This would be the last time we would look back at this month and a half experience as the beginning of a great relationship. By the time they arrived in Montreal, Facundo blew another gasket because he confused having to pay back Bob Dronski for his generosity in buying their tickets with his own money, with us shortchanging him of the money he felt entitled to regardless of what it cost to put him on the road to stardom. In a matter of days, we had gone from being these great hosts with the open ended generosity to a couple of crooks stealing Facundo‘s God given right to pocket everything in sight regardless.  He has forgotten who took take care of them while stranded for a month and a half, and he has never given us credit for all we did to launch his career in the USA at age 57. This need to be said because not only he has forgotten, but has made up a story that never happened the way he tells it.

Years passed and we witnessed from the sidelines the rise in popularity of Facundo and Kely. We read the accolades from newly acquired hosts and promoters, and we heard about the growing tales about their accomplishments. Then, on the aftermath of hurricane Katrina, after spending four months on the road, we set anchors in Buenos Aires. It was on a Sunday evening in the month of December, 2005 when Kely walked across the crowded floor of the Circulo Trovador in Vicente Lopez to  greet us, to welcome us and to tell us how concerned she had been about our well being when the news of the flooding of New Orleans reached her in Buenos Aires. It was like time had never passed.

We saw her one more time at Niño Bien and then, months later we learned about her illness. She stopped traveling on advice from her doctor after her last US appearance sometime in 2007. News from her and the condition of her health were less and less forthcoming until the dreadful subject line of a message on April 28, read, Kely passes away in Buenos Aires.

Suddenly the realization of that ray of hope that one day we would resume the wonderful friendship we cultivated in the summer of 1997, took an irreversible turn for the worst as the reality that this time she had left forever set on.
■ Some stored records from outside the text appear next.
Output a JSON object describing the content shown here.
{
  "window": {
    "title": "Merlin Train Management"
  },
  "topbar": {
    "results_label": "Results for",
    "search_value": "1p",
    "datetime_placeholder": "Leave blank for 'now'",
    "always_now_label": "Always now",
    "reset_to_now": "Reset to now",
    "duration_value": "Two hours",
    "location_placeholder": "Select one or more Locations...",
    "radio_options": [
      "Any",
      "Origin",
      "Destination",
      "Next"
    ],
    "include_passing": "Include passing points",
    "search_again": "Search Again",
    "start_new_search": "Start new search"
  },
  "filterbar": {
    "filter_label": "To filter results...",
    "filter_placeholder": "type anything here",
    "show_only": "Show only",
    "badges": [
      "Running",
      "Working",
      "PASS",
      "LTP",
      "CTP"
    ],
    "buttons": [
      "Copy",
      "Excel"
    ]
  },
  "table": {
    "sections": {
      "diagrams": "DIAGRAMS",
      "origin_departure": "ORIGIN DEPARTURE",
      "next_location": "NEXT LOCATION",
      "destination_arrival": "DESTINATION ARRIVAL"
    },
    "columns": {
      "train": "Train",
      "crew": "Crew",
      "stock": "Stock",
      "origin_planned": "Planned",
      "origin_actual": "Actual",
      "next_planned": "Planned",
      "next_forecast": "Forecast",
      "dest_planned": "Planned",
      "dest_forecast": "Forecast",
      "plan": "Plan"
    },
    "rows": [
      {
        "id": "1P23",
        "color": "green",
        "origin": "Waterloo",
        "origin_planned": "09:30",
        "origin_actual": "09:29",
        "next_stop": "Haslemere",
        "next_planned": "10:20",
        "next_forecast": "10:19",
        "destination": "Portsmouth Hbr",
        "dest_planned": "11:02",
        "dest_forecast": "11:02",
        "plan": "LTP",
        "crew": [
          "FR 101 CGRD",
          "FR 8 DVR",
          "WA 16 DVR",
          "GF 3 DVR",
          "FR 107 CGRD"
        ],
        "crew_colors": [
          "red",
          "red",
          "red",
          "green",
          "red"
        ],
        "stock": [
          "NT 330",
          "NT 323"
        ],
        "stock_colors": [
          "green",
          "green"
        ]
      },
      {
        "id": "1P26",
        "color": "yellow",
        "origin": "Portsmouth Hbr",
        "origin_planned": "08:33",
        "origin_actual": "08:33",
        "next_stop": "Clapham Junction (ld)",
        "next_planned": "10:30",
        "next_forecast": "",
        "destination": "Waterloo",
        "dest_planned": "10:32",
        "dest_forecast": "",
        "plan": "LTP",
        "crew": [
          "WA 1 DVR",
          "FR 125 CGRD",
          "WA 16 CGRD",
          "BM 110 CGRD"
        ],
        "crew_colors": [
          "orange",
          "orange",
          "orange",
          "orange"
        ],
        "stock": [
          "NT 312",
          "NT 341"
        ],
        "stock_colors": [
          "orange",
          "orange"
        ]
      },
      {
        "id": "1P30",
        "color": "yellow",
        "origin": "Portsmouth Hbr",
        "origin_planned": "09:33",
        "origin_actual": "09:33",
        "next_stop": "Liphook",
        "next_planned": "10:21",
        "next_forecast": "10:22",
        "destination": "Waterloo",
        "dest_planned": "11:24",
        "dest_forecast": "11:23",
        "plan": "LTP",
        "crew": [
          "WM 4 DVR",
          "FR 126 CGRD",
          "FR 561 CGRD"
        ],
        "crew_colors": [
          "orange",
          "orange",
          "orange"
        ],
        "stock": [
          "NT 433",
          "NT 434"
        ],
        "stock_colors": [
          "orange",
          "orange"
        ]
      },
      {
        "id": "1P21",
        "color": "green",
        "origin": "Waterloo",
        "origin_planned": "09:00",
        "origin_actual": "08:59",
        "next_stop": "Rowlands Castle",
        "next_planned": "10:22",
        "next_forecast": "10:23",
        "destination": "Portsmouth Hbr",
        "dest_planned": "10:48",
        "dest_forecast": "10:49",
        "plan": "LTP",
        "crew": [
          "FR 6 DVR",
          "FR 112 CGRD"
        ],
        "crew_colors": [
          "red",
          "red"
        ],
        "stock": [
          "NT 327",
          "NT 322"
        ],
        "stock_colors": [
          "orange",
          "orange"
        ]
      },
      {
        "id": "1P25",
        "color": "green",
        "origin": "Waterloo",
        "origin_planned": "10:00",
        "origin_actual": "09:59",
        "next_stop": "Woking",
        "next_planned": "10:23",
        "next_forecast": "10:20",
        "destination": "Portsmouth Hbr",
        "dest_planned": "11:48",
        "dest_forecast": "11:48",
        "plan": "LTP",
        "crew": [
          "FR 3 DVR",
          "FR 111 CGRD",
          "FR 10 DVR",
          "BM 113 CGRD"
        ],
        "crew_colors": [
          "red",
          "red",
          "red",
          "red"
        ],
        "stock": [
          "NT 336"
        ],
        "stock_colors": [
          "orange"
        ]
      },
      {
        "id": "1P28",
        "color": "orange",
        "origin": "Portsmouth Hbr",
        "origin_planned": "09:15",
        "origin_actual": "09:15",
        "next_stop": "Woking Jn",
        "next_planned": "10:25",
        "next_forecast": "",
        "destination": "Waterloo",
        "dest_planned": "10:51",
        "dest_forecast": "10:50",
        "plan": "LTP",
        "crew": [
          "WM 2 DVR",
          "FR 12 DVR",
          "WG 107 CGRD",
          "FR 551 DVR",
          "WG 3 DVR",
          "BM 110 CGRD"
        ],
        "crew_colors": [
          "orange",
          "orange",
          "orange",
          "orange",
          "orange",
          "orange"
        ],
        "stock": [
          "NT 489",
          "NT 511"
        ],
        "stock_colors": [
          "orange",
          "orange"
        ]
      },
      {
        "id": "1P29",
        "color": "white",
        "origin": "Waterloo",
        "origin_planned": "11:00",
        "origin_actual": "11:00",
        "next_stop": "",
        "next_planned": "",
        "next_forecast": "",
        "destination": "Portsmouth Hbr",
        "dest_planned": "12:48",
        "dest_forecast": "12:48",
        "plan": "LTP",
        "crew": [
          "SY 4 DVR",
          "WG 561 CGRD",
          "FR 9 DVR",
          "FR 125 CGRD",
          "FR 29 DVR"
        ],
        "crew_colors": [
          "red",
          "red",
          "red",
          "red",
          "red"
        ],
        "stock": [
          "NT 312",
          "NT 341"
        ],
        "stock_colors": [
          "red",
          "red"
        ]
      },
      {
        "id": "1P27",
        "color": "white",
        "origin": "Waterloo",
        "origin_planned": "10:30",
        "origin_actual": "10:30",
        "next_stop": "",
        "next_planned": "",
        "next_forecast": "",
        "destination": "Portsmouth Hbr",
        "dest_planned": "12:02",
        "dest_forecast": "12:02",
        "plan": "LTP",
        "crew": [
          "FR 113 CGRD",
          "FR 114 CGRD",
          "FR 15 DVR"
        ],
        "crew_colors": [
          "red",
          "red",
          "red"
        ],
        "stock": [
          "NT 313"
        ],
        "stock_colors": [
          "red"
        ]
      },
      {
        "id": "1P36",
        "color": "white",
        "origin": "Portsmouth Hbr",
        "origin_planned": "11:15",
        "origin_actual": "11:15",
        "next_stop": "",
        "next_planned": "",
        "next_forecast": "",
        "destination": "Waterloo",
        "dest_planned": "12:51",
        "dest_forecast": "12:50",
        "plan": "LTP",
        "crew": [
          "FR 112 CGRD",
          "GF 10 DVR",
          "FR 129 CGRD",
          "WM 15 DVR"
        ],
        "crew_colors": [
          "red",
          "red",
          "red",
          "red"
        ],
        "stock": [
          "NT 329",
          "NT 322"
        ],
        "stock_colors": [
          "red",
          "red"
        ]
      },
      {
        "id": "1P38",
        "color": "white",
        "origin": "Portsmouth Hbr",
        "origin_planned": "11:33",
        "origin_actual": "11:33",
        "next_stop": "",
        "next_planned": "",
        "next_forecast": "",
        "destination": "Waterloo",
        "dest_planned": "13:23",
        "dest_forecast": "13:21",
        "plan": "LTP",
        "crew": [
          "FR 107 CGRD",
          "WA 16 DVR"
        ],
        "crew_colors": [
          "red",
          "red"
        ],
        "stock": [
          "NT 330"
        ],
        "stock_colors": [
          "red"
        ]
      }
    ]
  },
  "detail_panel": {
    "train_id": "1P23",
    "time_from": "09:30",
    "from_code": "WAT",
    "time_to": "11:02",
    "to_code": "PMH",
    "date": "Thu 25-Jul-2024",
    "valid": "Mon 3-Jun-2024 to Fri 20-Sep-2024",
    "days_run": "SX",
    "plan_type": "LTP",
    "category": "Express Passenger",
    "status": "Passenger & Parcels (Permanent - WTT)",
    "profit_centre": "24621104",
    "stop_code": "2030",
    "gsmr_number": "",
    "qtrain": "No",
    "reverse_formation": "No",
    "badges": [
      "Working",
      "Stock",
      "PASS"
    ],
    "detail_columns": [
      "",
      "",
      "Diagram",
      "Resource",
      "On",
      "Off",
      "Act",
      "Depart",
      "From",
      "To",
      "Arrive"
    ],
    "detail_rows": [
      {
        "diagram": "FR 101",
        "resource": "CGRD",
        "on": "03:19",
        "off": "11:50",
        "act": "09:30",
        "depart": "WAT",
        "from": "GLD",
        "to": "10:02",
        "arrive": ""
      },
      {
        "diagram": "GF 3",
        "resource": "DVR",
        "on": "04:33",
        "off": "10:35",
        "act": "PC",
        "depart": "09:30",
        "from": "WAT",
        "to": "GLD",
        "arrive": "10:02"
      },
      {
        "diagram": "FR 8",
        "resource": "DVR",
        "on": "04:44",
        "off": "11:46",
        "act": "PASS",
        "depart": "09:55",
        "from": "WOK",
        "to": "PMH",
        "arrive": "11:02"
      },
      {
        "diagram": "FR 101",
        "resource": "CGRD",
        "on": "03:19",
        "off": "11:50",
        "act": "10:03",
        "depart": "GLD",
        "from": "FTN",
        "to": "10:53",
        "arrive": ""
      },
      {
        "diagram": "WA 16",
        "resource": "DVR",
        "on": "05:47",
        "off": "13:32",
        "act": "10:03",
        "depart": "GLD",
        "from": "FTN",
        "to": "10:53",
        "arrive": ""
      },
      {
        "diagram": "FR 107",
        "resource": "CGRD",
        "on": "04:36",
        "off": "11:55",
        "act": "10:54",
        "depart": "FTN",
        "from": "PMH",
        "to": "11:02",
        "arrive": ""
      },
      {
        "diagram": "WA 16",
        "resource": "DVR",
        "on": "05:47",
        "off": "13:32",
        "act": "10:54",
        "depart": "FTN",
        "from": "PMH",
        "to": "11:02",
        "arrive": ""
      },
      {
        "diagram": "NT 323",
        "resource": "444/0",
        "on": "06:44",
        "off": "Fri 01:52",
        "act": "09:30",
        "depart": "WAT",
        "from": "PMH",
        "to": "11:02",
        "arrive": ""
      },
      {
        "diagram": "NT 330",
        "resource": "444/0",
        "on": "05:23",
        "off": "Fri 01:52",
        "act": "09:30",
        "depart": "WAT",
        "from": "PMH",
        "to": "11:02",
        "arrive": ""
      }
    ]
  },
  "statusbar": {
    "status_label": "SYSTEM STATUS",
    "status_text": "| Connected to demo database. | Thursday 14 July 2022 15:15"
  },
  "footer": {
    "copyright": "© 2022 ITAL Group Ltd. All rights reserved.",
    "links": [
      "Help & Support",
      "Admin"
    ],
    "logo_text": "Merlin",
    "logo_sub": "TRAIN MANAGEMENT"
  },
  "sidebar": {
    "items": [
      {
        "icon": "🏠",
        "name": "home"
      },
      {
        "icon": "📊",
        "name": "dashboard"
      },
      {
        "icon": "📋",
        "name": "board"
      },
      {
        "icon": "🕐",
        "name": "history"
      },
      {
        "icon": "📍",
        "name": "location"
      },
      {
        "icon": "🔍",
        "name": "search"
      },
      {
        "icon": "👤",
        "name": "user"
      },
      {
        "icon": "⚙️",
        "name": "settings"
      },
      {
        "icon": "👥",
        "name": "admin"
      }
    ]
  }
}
We didn’t realize at the time that this would be the final good bye to Kely, the friend, and we now sadly say it again this time with our prayers for the eternal rest of her soul. Rest in peace Kely.